The headland of Cape Race juts out into the Atlantic like a determined chin. Giant waves hurl themselves at its black volcanic sides, spraying water hundreds of feet in the air. This cape on the far southeastern edge of Newfoundland is a forgotten corner of the world, home to just two lighthouse keepers and an itinerant family of harbour seals. Yet less than 100 years ago, this was one of the most important places in the Western world, where the famous Cape Race telegraph station relayed breaking news and messages between Europe and New York via an ingenious system of undersea cables. On the evening of 14 April 1912, the station received the radio transmission ‘CQD MGY’. A ship was in serious trouble out on the frigid North Atlantic waters, and there was no mistaking which one - MGY was the unique call sign of the magnificent RMS Titanic.

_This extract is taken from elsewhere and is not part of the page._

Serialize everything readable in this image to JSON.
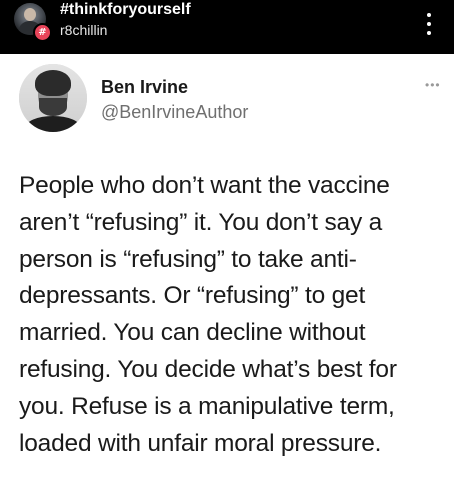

The tragic sinking has resonated down the years, but while the Titanic was the most famous vessel to founder off the Newfoundland coast, this area - with its sharp rocks, treacherous icebergs and heavy seas that can tear a ship apart - is known as ‘the Graveyard of the Atlantic’. Thousands of sunken vessels litter the seabeds of the whole region, stretching across to Nova Scotia and New Brunswick - evidence of an extraordinary history of maritime disasters, filled with tales of brave fishermen, wily smugglers and bloodstained privateers.

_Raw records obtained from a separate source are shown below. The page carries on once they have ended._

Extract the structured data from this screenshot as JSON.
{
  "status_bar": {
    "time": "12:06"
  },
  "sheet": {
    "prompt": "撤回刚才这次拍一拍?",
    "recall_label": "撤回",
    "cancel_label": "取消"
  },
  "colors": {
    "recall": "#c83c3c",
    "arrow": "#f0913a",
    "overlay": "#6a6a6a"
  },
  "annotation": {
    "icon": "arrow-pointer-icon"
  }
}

Trepassey is now a quiet seaside town where holidaymakers come to paddle in the dark aquamarine water, and it’s unlikely that those walking along its black, stony foreshore would know of its place in pirating lore. In 1729, the dread pirate Black Bart, known for his natty clothes and plumed scarlet hat, arrived in the bay here, plundering and burning 21 merchant ships in the village harbour before setting sail for the West Indies. Bloodthirsty brigands such as William Kidd and Henry Morgan are also known to have terrorised ships on these waters, and may have left a greater legacy than a few sunken shipwrecks.

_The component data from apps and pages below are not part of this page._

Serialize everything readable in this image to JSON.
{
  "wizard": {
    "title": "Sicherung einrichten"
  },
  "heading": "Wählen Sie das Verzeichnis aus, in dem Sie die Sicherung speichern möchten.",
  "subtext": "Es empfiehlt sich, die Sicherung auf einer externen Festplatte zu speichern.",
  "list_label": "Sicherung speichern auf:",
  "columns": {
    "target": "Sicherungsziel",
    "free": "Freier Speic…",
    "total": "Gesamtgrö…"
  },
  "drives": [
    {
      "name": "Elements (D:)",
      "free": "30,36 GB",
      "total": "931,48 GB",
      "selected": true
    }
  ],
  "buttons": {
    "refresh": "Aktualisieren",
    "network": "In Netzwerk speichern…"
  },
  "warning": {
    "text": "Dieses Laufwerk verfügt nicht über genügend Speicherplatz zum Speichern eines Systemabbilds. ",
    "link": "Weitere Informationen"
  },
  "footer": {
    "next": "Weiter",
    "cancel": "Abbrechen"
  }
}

To the west of Newfoundland is New Brunswick, where great forests of maples, poplars and larches are busy turning bright shades of red, gold and fuchsia in the chilling air. On the province’s eastern flank, a broad river - the mighty Miramichi - empties into the sea, and it’s here that US presidents, visiting dignitaries and Hollywood stars like Jack Nicholson regularly come for a bit of peace and quiet. They stand up to their thighs in water and cast rods in the tree-dappled sunlight, hoping to catch one of the salmon that the river is famous for - so large, locals say, that the fish will gobble up squirrels that fall into the water. The river flows into the broad, flat Miramichi Bay, which is sheltered from the wider Gulf of Saint Lawrence by a string of low-lying islands. Water laps gently against the shore; there is barely a breeze. It’s a far cry from the foggy, wild coasts of Newfoundland, but even here, stories of man’s struggle with the sea pervade. This area bears the legacy of one of Canada’s worst maritime disasters when, in 1959, a hurricane swept in and destroyed much of the local salmon-fishing fleet.
100 miles or so to the south, where the lower edge of New Brunswick meets the Bay of Fundy, the colossal power of these seas is demonstrated as regular as clockwork. Groups of chatty walkers make a clanging noise as they descend the metal stairs to reach Hopewell Rocks, a motley collection of sandstone outcrops on a muddy beach against a high, green-fringed cliff. These have each been sculpted into shape over aeons by a twice-daily rush of 100 billion tonnes of water flooding into the bay - enough to overflow the Grand Canyon. As the sky darkens into dusk, the tide begins its advance and visitors are ushered up the stairs by a fluorescent-vested park ranger – the beach is no longer safe. The overlapping waves stream over the brown sand and begin their climb up the rock face, higher and higher, until the whole surface of the bay has risen almost to the cliff’s edge - an extraordinary 46 feet. With each tide, a hundredth of a millimetre is washed and carved from the oddly shaped rocks, gradually changing the landscape with a constant, inexorable force that will continue until the cliffs themselves are worn away.